Percussionists close Stave Sessions

The Chicago-based quartet Third Coast Percussion performed Saturday.ROBERT TORRES/Robert Torres

Third Coast Percussion wasn’t originally scheduled to close out Celebrity Series of Boston’s Stave Sessions, but that they ended up doing so was fitting. The Sessions — six nights of concerts in Berklee’s glass-enclosed, club-like dining hall — marked a somewhat radical departure for Celebrity Series, venturing into the brave new(-ish) world of classical music in nontraditional venues with a sustained dose of contemporary music. Percussion music, for its part, is inherently radical, stripping music down to essentials: time, gesture, attack. The Chicago-based quartet — David Skidmore, Robert Dillon, Peter Martin, and Sean Connors, making their Boston debut — emphasized that quality with a concert of further distillations.

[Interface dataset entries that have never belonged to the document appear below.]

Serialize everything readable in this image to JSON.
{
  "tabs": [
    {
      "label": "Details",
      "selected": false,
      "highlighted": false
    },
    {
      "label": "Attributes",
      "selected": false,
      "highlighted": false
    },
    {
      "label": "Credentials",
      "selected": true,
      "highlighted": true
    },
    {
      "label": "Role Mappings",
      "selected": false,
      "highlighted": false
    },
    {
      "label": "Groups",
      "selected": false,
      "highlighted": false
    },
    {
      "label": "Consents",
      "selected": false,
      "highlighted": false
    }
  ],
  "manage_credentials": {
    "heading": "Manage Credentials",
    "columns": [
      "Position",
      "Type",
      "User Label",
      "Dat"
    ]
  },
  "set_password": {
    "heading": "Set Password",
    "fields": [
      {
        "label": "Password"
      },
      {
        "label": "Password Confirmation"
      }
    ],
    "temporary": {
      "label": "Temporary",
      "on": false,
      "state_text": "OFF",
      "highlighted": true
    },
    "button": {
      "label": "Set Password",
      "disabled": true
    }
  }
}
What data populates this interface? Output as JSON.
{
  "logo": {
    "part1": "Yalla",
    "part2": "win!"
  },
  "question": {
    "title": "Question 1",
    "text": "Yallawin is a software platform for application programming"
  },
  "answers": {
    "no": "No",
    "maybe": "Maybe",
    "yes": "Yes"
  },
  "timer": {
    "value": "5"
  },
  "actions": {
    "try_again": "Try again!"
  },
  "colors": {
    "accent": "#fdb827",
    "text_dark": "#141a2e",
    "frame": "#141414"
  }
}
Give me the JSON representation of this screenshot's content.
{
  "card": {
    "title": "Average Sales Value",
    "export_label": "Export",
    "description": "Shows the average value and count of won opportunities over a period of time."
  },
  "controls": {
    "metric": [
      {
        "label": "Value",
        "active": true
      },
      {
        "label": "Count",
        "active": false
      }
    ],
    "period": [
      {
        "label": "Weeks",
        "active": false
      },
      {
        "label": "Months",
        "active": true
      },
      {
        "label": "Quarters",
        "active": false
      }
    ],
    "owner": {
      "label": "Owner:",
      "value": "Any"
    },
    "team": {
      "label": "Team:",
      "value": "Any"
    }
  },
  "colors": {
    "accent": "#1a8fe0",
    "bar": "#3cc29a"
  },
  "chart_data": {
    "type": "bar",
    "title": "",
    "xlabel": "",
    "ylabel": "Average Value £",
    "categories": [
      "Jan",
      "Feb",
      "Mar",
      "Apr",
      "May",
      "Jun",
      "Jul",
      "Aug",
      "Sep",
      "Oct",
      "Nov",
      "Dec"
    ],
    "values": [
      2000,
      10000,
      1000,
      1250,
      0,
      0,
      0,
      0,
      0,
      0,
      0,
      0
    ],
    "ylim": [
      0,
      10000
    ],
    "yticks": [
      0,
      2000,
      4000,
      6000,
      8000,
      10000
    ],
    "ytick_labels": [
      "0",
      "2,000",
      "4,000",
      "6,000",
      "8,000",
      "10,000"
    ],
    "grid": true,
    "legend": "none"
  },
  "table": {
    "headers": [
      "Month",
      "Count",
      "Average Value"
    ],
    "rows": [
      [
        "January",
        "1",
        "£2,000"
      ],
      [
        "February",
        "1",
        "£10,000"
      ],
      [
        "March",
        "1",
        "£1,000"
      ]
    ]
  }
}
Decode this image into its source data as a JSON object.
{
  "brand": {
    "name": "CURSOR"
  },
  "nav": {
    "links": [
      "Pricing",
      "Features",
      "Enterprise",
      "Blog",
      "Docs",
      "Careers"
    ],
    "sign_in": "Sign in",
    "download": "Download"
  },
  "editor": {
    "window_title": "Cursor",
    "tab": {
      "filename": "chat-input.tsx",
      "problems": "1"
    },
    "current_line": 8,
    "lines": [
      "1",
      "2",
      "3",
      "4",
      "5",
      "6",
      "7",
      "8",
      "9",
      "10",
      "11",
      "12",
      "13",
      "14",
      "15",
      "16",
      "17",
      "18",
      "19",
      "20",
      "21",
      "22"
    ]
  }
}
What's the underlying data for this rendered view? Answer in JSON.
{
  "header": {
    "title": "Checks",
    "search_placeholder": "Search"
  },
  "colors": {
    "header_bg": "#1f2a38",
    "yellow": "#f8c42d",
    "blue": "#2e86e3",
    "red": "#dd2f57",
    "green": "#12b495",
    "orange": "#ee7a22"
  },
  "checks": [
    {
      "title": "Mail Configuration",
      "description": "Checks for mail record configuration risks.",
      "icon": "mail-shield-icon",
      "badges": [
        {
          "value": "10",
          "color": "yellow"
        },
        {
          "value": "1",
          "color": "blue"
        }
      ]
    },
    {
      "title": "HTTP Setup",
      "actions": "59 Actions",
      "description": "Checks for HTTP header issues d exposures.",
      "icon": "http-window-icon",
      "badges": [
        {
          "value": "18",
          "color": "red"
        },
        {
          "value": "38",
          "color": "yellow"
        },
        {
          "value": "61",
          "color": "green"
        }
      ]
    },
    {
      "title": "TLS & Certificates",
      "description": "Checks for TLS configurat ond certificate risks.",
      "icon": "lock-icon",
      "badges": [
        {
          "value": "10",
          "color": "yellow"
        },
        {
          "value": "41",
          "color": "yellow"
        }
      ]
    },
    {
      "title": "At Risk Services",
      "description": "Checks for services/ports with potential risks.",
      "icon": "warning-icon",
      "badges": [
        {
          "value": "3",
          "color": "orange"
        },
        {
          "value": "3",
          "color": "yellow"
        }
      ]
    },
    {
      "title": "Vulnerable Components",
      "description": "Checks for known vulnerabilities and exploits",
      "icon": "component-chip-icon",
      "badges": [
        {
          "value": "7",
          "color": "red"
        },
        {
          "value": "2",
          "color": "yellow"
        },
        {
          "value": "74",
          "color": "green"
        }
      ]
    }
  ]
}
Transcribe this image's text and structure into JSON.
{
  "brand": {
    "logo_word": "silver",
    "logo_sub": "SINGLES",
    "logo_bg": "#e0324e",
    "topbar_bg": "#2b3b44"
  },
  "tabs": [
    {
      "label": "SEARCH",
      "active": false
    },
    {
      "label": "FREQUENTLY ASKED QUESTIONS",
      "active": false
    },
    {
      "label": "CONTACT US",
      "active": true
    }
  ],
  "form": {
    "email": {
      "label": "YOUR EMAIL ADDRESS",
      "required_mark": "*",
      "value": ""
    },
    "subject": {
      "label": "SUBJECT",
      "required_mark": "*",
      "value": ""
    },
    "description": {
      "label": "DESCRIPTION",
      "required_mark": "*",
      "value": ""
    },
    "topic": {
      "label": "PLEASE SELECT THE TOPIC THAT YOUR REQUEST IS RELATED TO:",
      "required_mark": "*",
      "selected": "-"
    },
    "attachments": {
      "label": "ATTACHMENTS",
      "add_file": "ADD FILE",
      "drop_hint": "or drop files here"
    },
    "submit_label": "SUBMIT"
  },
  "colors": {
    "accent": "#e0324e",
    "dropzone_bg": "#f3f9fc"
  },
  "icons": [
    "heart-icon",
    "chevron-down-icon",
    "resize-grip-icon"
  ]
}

At the center was Steve
Reich’s 1973 “Music for Pieces of Wood,” ringing changes on a single sound — the thwack of claves — and a single process, a variegated layering of repeated rhythmic motives. Its influence seemed to extend across the program. Owen Clayton Condon’s “Fractalia” alternated lapping, modal waves of marimba and stutter-stepping tom-tom breaks; Skidmore’s own “Trying” surrounded a pulsing marimba chorale with skittering, Scandinavian-metal inspired metrical shifts, punctuated with cymbals and kick drum. Other pieces were even more pertinacious. Thierry De May’s “Table Music” limited itself to a single instrument — a tabletop — which Skidmore, Martin, and Connors tapped, knocked, and scratched in circumscribed loops. Augusta Read Thomas’s “Prayer” (the second movement of her suite “Resounding Earth,” written for the group), though rhythmically far from Reich’s pulse-centered style, likewise explored a single timbre, the keening ring of singing bowls.


Peter Garland’s “Apple Blossom” was the most elemental, a gradually-shifting view of a single, soft, rolled marimba chord. Even the slapstick of Alexandre Lunsqui’s “Shi” (another trio, this time for Skidmore, Connors, and Dillon) grew from a single idea: chopsticks as beaters, producing a tight weave of clicks and clatter. Lunsqui and De May also stylized the physicality of performance, privileging the visual alongside the aural. That suited the players, whose energy was as much choreographic as musical: Movements and interpretations were both exact and amplified, phrasing and gesture inseparably enthusiastic.

That most radical of composers, John Cage, ended up reassembling the evening’s deconstructions. Cage’s 1941 “Third Construction” gathers a determinedly diverse compendium of instruments, standard and exotic, traditional and nontraditional (tin cans are prominent); the music, which the group performed with absolute aplomb, is exuberantly profuse — and surprisingly, thoroughly, and self-sufficiently orchestral. In Cage’s day, liberating the percussion section was revolutionary; and what’s a revolution without a good declaration of independence?


Matthew Guerrieri can be reached at matthewguerrieri@